Without knowing that he was risking being put to death like Wesley Crusher on Star Trek if he violated the pristine nature area (TNG Season One Episode 8: Justice)
, Jason tried to get off the roped in eco-tourist path and violate the sanctified nesting grounds of the snowy plover. The sign was right next to him, what was he thinking? Lucky I acted fast and pulled him back from the brink of violating no less than 7 State and Federal environmental statues. I may not always be there to save him from starting a criminal record that would stop him from one day owning a firearm, but at least I was able to save him this morning and explain to him how todays world works. As I explained to him how the second ammendment to the Constitution was out of fashion today, with most peple falsely thinking it has something to do with hunting, Jason innocently asked me what would happen if the 4th and 5th ammendments became out of fashion. He is studying the Constitution in school, and I didn't have the heart to tell him that they already are out of fashion to the "keep us safe, rather than keep us free crowd".
While we didn't care for the roped-in nature path walk, one thing we noticed right away was how clean the beach and bluffs were. No Mexican Bag fish (plastic grocery bags) or Mexican Kelp balls (plastic Coke, Gatorade and drink bottles) were seen on our entire 2 mile round-trip walk! In fact, we didn't see a single piece of trash on the entire beach, which was the first time we had that experience since going to Mexico. We had almost forgotten what the beach looked like without all the trash. It's something we never could understand about the culture in Mexico, that fishermen and people that lived by and made their living in and around the sea could just toss their trash right in the ocean. My classic trash culture event happened in 2008 during our March Baja Bash. Two 10 to 12 year old boys were helping their father run the diesel fuel barge in Turtle Bay. As dad filled our diesel tanks, we gave each of the two boys a Coke. One by one they flung the plastic bottles into the Bay when they finished drinking. Just an over the shoulder fling and then continued to ask if we had any cookies.

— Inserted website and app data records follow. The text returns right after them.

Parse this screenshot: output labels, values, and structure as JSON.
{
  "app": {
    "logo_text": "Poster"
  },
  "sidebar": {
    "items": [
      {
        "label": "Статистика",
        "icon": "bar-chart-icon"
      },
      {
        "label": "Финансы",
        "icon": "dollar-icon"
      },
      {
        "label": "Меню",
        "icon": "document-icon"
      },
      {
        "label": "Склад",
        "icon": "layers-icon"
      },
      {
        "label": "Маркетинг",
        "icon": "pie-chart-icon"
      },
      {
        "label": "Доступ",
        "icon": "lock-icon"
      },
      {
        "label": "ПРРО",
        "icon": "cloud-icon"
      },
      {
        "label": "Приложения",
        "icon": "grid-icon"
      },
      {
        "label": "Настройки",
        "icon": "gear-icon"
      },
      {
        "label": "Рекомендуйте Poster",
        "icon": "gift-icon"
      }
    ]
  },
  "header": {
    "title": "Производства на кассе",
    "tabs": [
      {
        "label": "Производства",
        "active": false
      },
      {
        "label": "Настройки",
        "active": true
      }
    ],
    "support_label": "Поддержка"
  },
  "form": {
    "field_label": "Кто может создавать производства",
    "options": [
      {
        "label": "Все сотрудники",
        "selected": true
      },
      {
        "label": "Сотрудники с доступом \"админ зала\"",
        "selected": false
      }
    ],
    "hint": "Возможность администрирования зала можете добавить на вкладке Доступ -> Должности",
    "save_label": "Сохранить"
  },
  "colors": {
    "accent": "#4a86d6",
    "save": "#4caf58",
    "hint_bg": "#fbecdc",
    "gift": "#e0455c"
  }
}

The Mexican Government is trying to educate people about environmental concerns and properly disposing of trash, but it's often a hard argument to make when the local municipal trash pick-up simply dumps the trash along the side of the road outside of town and lights it on fire for disposal. So on one hand you have the absence of reasonable environmental regulations in Mexico based a little on ignorance but more on poverty and on the other hand a roped-in nature trail approach, where Gia worship and the sanctity of nature trumps human life in our culture. Who's trash does more harm in the long run? Well many would say that the answer to that question is above my pay grade, but I do have a pretty good idea, even if saying it out loud isn't in style these days and will get you put on a Govenment watch list.